I recommend the 14″ laptop for lightweight travel (ideally with an external monitor at home). The 16″ display offers valuable room for toolbars and such and is highly recommended if you won’t travel with it much, don’t use an external monitor, or want a larger HDR display (as options for external HDR monitors are currently limited/pricy).

Most photographers can use a fairly basic CPU option, but should get 16-32GB of RAM and target internal storage twice as large as the data you currently store to ensure room for growth. Apple has created a fairly complex set of feature dependencies (likely to help encourage some upgrades and manage logistics/cost). So it helps to take your time to look through the details.

Here are the options I think make the most sense:

  • Good (budget-conscious): 14″ 8-core M3 with 16GB RAM and 1TB SSD for $1999 (there is no 16″ version with the base M3 chip, the closes match would be this $2699 M3 Pro, which gives a bit of a CPU / RAM boost and an extra Thunderbolt port) This offers a fast, high-quality computer with an outstanding HDR display. 16GB is the minimum RAM a photographer should purchase. An upgrade to 24GB may ultimately pay for itself by extending the useful life of the computer and improving resale. I’d consider the $200 upgrade to 24GB RAM as the most logical next step if budget allows.
  • Better (ideal for photography): 11-core M3  Pro with 32GB RAM and 1TB SSD for $2599 ($3099 for the 16″ version, which also forces a minor bump in CPU). The Pro CPU offers an extra Thunderbolt port over the base model and is required if you want a 16″ screen. 32GB is an ideal option for most photographers. You’ll need an upgraded CPU to get even more RAM – which is more than most photographers need.
  • Best (for heavy Lightroom import/export, serious video work, or if money is no object): 16-core M3 Max, 64GB, 2TB+ for $4299 ($4599 for the 16″ version)
    More cores and GPU support would mostly benefit you if you do a lot of large imports/exports with Lightroom or video editing. The benefits for Photoshop are fairly minimal at this level, as it is not extensively optimized for multiple cores and GPU (though that has been improving over the past few years). 48TB RAM would be an easy way to save a little here.

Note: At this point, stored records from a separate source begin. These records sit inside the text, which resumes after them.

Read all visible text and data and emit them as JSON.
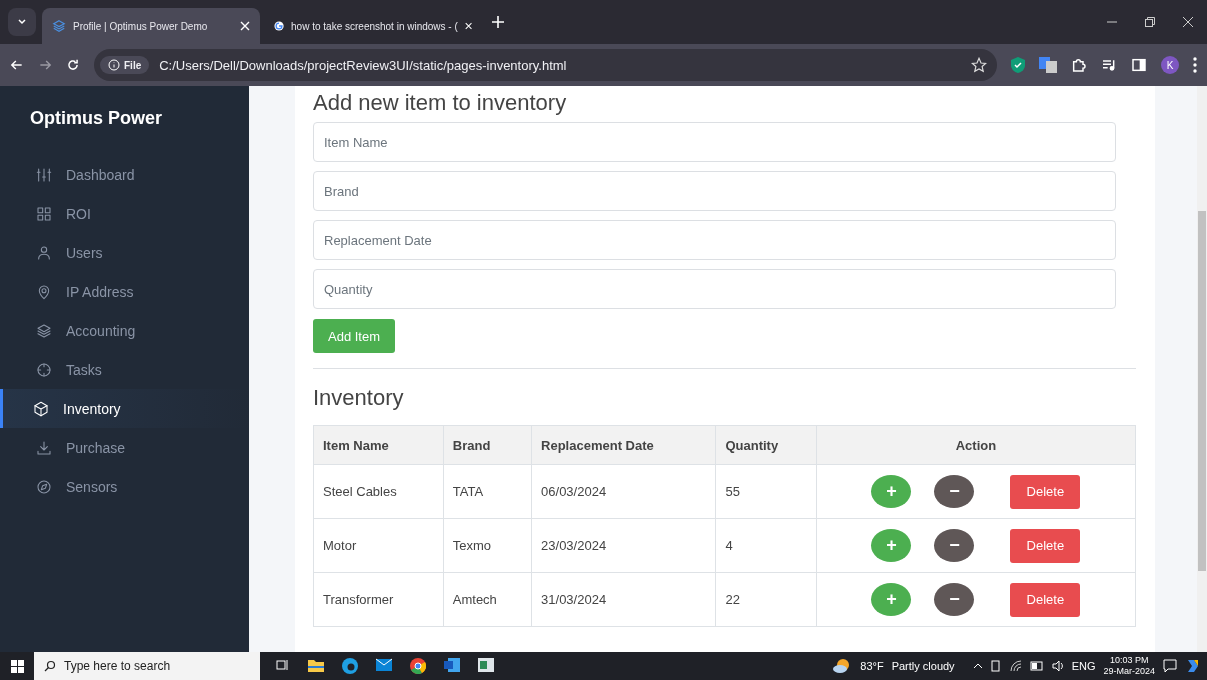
{
  "browser": {
    "tabs": [
      {
        "title": "Profile | Optimus Power Demo",
        "selected": true
      },
      {
        "title": "how to take screenshot in windows - (",
        "selected": false
      }
    ],
    "address": {
      "scheme": "File",
      "url": "C:/Users/Dell/Downloads/projectReview3UI/static/pages-inventory.html"
    },
    "profile": "K"
  },
  "sidebar": {
    "brand": "Optimus Power",
    "items": [
      {
        "label": "Dashboard",
        "selected": false
      },
      {
        "label": "ROI",
        "selected": false
      },
      {
        "label": "Users",
        "selected": false
      },
      {
        "label": "IP Address",
        "selected": false
      },
      {
        "label": "Accounting",
        "selected": false
      },
      {
        "label": "Tasks",
        "selected": false
      },
      {
        "label": "Inventory",
        "selected": true
      },
      {
        "label": "Purchase",
        "selected": false
      },
      {
        "label": "Sensors",
        "selected": false
      }
    ]
  },
  "form": {
    "title": "Add new item to inventory",
    "fields": [
      {
        "placeholder": "Item Name"
      },
      {
        "placeholder": "Brand"
      },
      {
        "placeholder": "Replacement Date"
      },
      {
        "placeholder": "Quantity"
      }
    ],
    "submit": "Add Item"
  },
  "inventory": {
    "title": "Inventory",
    "columns": [
      "Item Name",
      "Brand",
      "Replacement Date",
      "Quantity",
      "Action"
    ],
    "rows": [
      {
        "cells": [
          "Steel Cables",
          "TATA",
          "06/03/2024",
          "55"
        ],
        "increase": "+",
        "decrease": "−",
        "delete": "Delete"
      },
      {
        "cells": [
          "Motor",
          "Texmo",
          "23/03/2024",
          "4"
        ],
        "increase": "+",
        "decrease": "−",
        "delete": "Delete"
      },
      {
        "cells": [
          "Transformer",
          "Amtech",
          "31/03/2024",
          "22"
        ],
        "increase": "+",
        "decrease": "−",
        "delete": "Delete"
      }
    ]
  },
  "taskbar": {
    "search_placeholder": "Type here to search",
    "temperature": "83°F",
    "weather": "Partly cloudy",
    "language": "ENG",
    "time": "10:03 PM",
    "date": "29-Mar-2024"
  }
}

I personally went all in on the fully-loaded 14″ MacBook Pro. The extra RAM in this iteration is overkill for my needs and I would have stuck with 96GB if it were still an option (I do actually push beyond 64GB, but not often or by much). I’ve got an external XDR monitor for my HDR work and prefer the lightweight 14″ model for travel.

I recommend the following options to compliment the laptop:

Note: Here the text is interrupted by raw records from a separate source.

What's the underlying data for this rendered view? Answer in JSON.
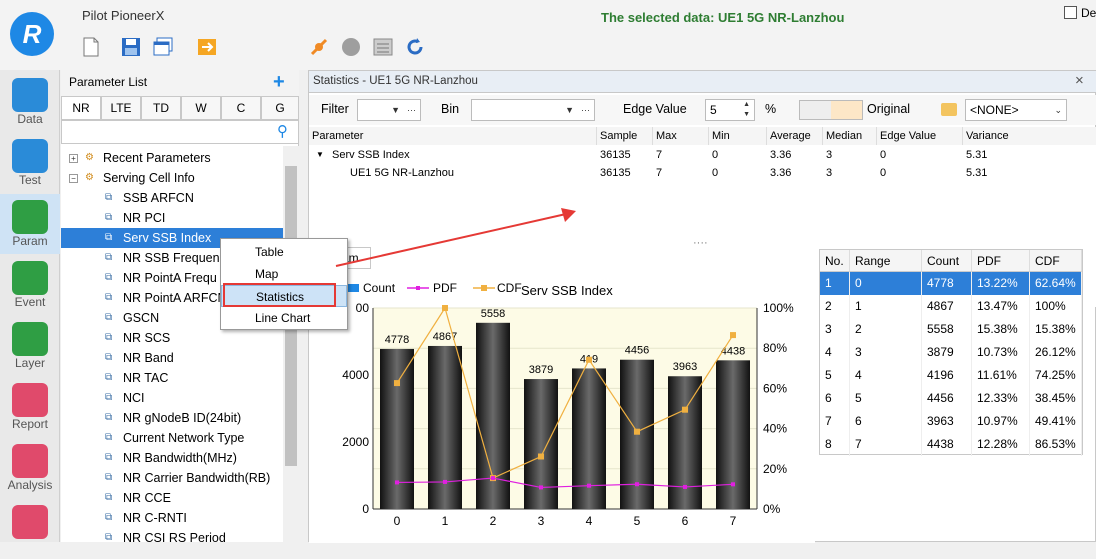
{
  "app": {
    "name": "Pilot PioneerX",
    "selected_data": "The selected data: UE1 5G NR-Lanzhou",
    "checkbox_label": "De"
  },
  "nav": [
    {
      "label": "Data",
      "icon": "data-icon",
      "color": "#2a8bd8"
    },
    {
      "label": "Test",
      "icon": "phone-icon",
      "color": "#2a8bd8"
    },
    {
      "label": "Param",
      "icon": "grid-icon",
      "color": "#2f9e44"
    },
    {
      "label": "Event",
      "icon": "list-icon",
      "color": "#2f9e44"
    },
    {
      "label": "Layer",
      "icon": "map-icon",
      "color": "#2f9e44"
    },
    {
      "label": "Report",
      "icon": "report-icon",
      "color": "#e04a6b"
    },
    {
      "label": "Analysis",
      "icon": "radar-icon",
      "color": "#e04a6b"
    },
    {
      "label": "",
      "icon": "filter-icon",
      "color": "#e04a6b"
    }
  ],
  "param_list": {
    "title": "Parameter List",
    "tabs": [
      "NR",
      "LTE",
      "TD",
      "W",
      "C",
      "G"
    ],
    "tree": [
      {
        "label": "Recent Parameters",
        "type": "group",
        "expanded": false
      },
      {
        "label": "Serving Cell Info",
        "type": "group",
        "expanded": true
      },
      {
        "label": "SSB ARFCN",
        "type": "leaf"
      },
      {
        "label": "NR PCI",
        "type": "leaf"
      },
      {
        "label": "Serv SSB Index",
        "type": "leaf",
        "selected": true
      },
      {
        "label": "NR SSB Frequen",
        "type": "leaf"
      },
      {
        "label": "NR PointA Frequ",
        "type": "leaf"
      },
      {
        "label": "NR PointA ARFCN",
        "type": "leaf"
      },
      {
        "label": "GSCN",
        "type": "leaf"
      },
      {
        "label": "NR SCS",
        "type": "leaf"
      },
      {
        "label": "NR Band",
        "type": "leaf"
      },
      {
        "label": "NR TAC",
        "type": "leaf"
      },
      {
        "label": "NCI",
        "type": "leaf"
      },
      {
        "label": "NR gNodeB ID(24bit)",
        "type": "leaf"
      },
      {
        "label": "Current Network Type",
        "type": "leaf"
      },
      {
        "label": "NR Bandwidth(MHz)",
        "type": "leaf"
      },
      {
        "label": "NR Carrier Bandwidth(RB)",
        "type": "leaf"
      },
      {
        "label": "NR CCE",
        "type": "leaf"
      },
      {
        "label": "NR C-RNTI",
        "type": "leaf"
      },
      {
        "label": "NR CSI RS Period",
        "type": "leaf"
      }
    ]
  },
  "context_menu": {
    "items": [
      "Table",
      "Map",
      "Statistics",
      "Line Chart"
    ],
    "highlighted": "Statistics"
  },
  "stats": {
    "title": "Statistics - UE1 5G NR-Lanzhou",
    "filter_label": "Filter",
    "bin_label": "Bin",
    "edge_label": "Edge Value",
    "edge_value": "5",
    "percent": "%",
    "original_label": "Original",
    "none_option": "<NONE>",
    "ellipsis": "···",
    "columns": [
      "Parameter",
      "Sample",
      "Max",
      "Min",
      "Average",
      "Median",
      "Edge Value",
      "Variance"
    ],
    "rows": [
      [
        "Serv SSB Index",
        "36135",
        "7",
        "0",
        "3.36",
        "3",
        "0",
        "5.31"
      ],
      [
        "UE1 5G NR-Lanzhou",
        "36135",
        "7",
        "0",
        "3.36",
        "3",
        "0",
        "5.31"
      ]
    ]
  },
  "graph_tab": "ram",
  "chart_data": {
    "type": "bar",
    "title": "Serv SSB Index",
    "legend": [
      "Count",
      "PDF",
      "CDF"
    ],
    "categories": [
      "0",
      "1",
      "2",
      "3",
      "4",
      "5",
      "6",
      "7"
    ],
    "series": [
      {
        "name": "Count",
        "values": [
          4778,
          4867,
          5558,
          3879,
          4196,
          4456,
          3963,
          4438
        ]
      },
      {
        "name": "PDF",
        "values": [
          13.22,
          13.47,
          15.38,
          10.73,
          11.61,
          12.33,
          10.97,
          12.28
        ]
      },
      {
        "name": "CDF",
        "values": [
          62.64,
          100,
          15.38,
          26.12,
          74.25,
          38.45,
          49.41,
          86.53
        ]
      }
    ],
    "bar_labels": [
      "4778",
      "4867",
      "5558",
      "3879",
      "419",
      "4456",
      "3963",
      "4438"
    ],
    "y_left_ticks": [
      "0",
      "2000",
      "4000",
      "00"
    ],
    "y_right_ticks": [
      "0%",
      "20%",
      "40%",
      "60%",
      "80%",
      "100%"
    ],
    "ylim": [
      0,
      6000
    ],
    "y2lim": [
      0,
      100
    ],
    "colors": {
      "count": "#222222",
      "pdf": "#e020e0",
      "cdf": "#f0b040"
    }
  },
  "bin_table": {
    "columns": [
      "No.",
      "Range",
      "Count",
      "PDF",
      "CDF"
    ],
    "rows": [
      [
        "1",
        "0",
        "4778",
        "13.22%",
        "62.64%"
      ],
      [
        "2",
        "1",
        "4867",
        "13.47%",
        "100%"
      ],
      [
        "3",
        "2",
        "5558",
        "15.38%",
        "15.38%"
      ],
      [
        "4",
        "3",
        "3879",
        "10.73%",
        "26.12%"
      ],
      [
        "5",
        "4",
        "4196",
        "11.61%",
        "74.25%"
      ],
      [
        "6",
        "5",
        "4456",
        "12.33%",
        "38.45%"
      ],
      [
        "7",
        "6",
        "3963",
        "10.97%",
        "49.41%"
      ],
      [
        "8",
        "7",
        "4438",
        "12.28%",
        "86.53%"
      ]
    ]
  }
}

  • CalDigit TS4 dock. This makes it very easy to plug your laptop into everything with a single cable (which includes power for the laptop and data connections to monitor, hard drives, Ethernet, mouse, etc). It includes two downstream Thunderbolt ports, which I find very handy so that I can turn off my RAID drive without losing access to downstream devices. I owned the previous TS3 and it’s also a great option if you don’t care about multiple downstream TB ports.
  • An external HDR monitor. This is very optional (and pricing/selection should only get better in time), but nice if you want to not only view HDR on a larger screen than the 14-16″ one built into the MacBook Pro.
  • Sandisk Extreme Portable. Very fast / compact and connects with a single cable. I find this is a great option for backing up the computer, or adding more storage if you don’t have enough internal to the laptop (always be sure to backup your drives).


Disclosure: This article contains affiliate links. See my ethics statement for more information. When you purchase through such links, you pay the same price and help support the content on this site.

Greg Benz Photography